→ Dataset rows for apps and sites:
Content starts

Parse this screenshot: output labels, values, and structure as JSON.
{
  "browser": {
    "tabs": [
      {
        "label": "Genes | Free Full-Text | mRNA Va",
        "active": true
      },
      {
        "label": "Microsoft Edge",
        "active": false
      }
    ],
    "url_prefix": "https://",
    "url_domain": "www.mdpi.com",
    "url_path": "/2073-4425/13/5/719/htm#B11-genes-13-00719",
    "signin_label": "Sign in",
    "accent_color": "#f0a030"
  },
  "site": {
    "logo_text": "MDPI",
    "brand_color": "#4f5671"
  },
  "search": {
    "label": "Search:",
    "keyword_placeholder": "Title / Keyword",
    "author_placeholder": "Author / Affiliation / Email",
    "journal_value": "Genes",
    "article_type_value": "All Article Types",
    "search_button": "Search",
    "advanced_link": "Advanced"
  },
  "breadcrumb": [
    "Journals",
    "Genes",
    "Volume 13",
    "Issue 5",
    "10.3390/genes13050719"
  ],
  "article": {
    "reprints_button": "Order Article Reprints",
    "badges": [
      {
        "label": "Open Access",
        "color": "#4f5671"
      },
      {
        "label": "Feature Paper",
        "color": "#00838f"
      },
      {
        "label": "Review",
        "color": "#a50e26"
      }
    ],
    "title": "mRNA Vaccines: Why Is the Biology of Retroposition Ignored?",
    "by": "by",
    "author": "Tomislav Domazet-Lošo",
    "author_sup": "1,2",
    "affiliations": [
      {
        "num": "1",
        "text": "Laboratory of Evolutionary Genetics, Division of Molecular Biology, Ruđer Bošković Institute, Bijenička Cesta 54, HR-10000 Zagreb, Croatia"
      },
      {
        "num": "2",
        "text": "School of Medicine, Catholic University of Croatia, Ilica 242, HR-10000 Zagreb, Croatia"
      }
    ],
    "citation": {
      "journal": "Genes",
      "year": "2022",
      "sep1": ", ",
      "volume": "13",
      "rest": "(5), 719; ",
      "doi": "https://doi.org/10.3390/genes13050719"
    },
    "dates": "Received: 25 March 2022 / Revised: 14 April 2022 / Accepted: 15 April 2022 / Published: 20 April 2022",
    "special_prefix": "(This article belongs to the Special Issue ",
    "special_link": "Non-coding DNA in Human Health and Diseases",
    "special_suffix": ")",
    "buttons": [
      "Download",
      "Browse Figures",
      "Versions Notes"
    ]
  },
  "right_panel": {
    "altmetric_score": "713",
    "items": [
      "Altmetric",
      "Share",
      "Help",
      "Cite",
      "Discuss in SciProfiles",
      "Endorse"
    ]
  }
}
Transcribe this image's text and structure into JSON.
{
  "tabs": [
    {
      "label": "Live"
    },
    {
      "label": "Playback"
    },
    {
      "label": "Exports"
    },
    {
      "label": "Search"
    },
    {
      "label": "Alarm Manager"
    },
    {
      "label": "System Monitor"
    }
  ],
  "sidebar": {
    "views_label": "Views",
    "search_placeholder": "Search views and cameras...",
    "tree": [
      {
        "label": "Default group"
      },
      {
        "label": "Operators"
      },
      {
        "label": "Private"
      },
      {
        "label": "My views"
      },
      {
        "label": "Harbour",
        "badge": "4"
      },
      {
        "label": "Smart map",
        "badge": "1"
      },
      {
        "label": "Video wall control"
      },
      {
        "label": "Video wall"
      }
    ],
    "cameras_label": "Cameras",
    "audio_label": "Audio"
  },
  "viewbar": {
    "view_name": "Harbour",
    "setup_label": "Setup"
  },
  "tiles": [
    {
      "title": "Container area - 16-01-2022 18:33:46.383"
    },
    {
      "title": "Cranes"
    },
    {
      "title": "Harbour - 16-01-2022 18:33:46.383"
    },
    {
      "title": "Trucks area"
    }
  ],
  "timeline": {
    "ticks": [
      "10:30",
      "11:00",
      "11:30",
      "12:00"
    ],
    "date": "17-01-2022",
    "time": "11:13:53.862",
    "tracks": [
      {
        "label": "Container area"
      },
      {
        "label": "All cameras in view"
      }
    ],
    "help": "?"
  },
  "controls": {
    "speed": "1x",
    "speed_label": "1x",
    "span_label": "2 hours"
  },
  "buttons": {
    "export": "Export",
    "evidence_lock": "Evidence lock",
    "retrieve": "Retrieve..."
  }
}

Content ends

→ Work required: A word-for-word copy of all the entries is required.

→ Answer to this exercise:
Parse this screenshot: output labels, values, and structure as JSON.
{
  "browser": {
    "tabs": [
      {
        "label": "Genes | Free Full-Text | mRNA Va",
        "active": true
      },
      {
        "label": "Microsoft Edge",
        "active": false
      }
    ],
    "url_prefix": "https://",
    "url_domain": "www.mdpi.com",
    "url_path": "/2073-4425/13/5/719/htm#B11-genes-13-00719",
    "signin_label": "Sign in",
    "accent_color": "#f0a030"
  },
  "site": {
    "logo_text": "MDPI",
    "brand_color": "#4f5671"
  },
  "search": {
    "label": "Search:",
    "keyword_placeholder": "Title / Keyword",
    "author_placeholder": "Author / Affiliation / Email",
    "journal_value": "Genes",
    "article_type_value": "All Article Types",
    "search_button": "Search",
    "advanced_link": "Advanced"
  },
  "breadcrumb": [
    "Journals",
    "Genes",
    "Volume 13",
    "Issue 5",
    "10.3390/genes13050719"
  ],
  "article": {
    "reprints_button": "Order Article Reprints",
    "badges": [
      {
        "label": "Open Access",
        "color": "#4f5671"
      },
      {
        "label": "Feature Paper",
        "color": "#00838f"
      },
      {
        "label": "Review",
        "color": "#a50e26"
      }
    ],
    "title": "mRNA Vaccines: Why Is the Biology of Retroposition Ignored?",
    "by": "by",
    "author": "Tomislav Domazet-Lošo",
    "author_sup": "1,2",
    "affiliations": [
      {
        "num": "1",
        "text": "Laboratory of Evolutionary Genetics, Division of Molecular Biology, Ruđer Bošković Institute, Bijenička Cesta 54, HR-10000 Zagreb, Croatia"
      },
      {
        "num": "2",
        "text": "School of Medicine, Catholic University of Croatia, Ilica 242, HR-10000 Zagreb, Croatia"
      }
    ],
    "citation": {
      "journal": "Genes",
      "year": "2022",
      "sep1": ", ",
      "volume": "13",
      "rest": "(5), 719; ",
      "doi": "https://doi.org/10.3390/genes13050719"
    },
    "dates": "Received: 25 March 2022 / Revised: 14 April 2022 / Accepted: 15 April 2022 / Published: 20 April 2022",
    "special_prefix": "(This article belongs to the Special Issue ",
    "special_link": "Non-coding DNA in Human Health and Diseases",
    "special_suffix": ")",
    "buttons": [
      "Download",
      "Browse Figures",
      "Versions Notes"
    ]
  },
  "right_panel": {
    "altmetric_score": "713",
    "items": [
      "Altmetric",
      "Share",
      "Help",
      "Cite",
      "Discuss in SciProfiles",
      "Endorse"
    ]
  }
}
Transcribe this image's text and structure into JSON.
{
  "tabs": [
    {
      "label": "Live"
    },
    {
      "label": "Playback"
    },
    {
      "label": "Exports"
    },
    {
      "label": "Search"
    },
    {
      "label": "Alarm Manager"
    },
    {
      "label": "System Monitor"
    }
  ],
  "sidebar": {
    "views_label": "Views",
    "search_placeholder": "Search views and cameras...",
    "tree": [
      {
        "label": "Default group"
      },
      {
        "label": "Operators"
      },
      {
        "label": "Private"
      },
      {
        "label": "My views"
      },
      {
        "label": "Harbour",
        "badge": "4"
      },
      {
        "label": "Smart map",
        "badge": "1"
      },
      {
        "label": "Video wall control"
      },
      {
        "label": "Video wall"
      }
    ],
    "cameras_label": "Cameras",
    "audio_label": "Audio"
  },
  "viewbar": {
    "view_name": "Harbour",
    "setup_label": "Setup"
  },
  "tiles": [
    {
      "title": "Container area - 16-01-2022 18:33:46.383"
    },
    {
      "title": "Cranes"
    },
    {
      "title": "Harbour - 16-01-2022 18:33:46.383"
    },
    {
      "title": "Trucks area"
    }
  ],
  "timeline": {
    "ticks": [
      "10:30",
      "11:00",
      "11:30",
      "12:00"
    ],
    "date": "17-01-2022",
    "time": "11:13:53.862",
    "tracks": [
      {
        "label": "Container area"
      },
      {
        "label": "All cameras in view"
      }
    ],
    "help": "?"
  },
  "controls": {
    "speed": "1x",
    "speed_label": "1x",
    "span_label": "2 hours"
  },
  "buttons": {
    "export": "Export",
    "evidence_lock": "Evidence lock",
    "retrieve": "Retrieve..."
  }
}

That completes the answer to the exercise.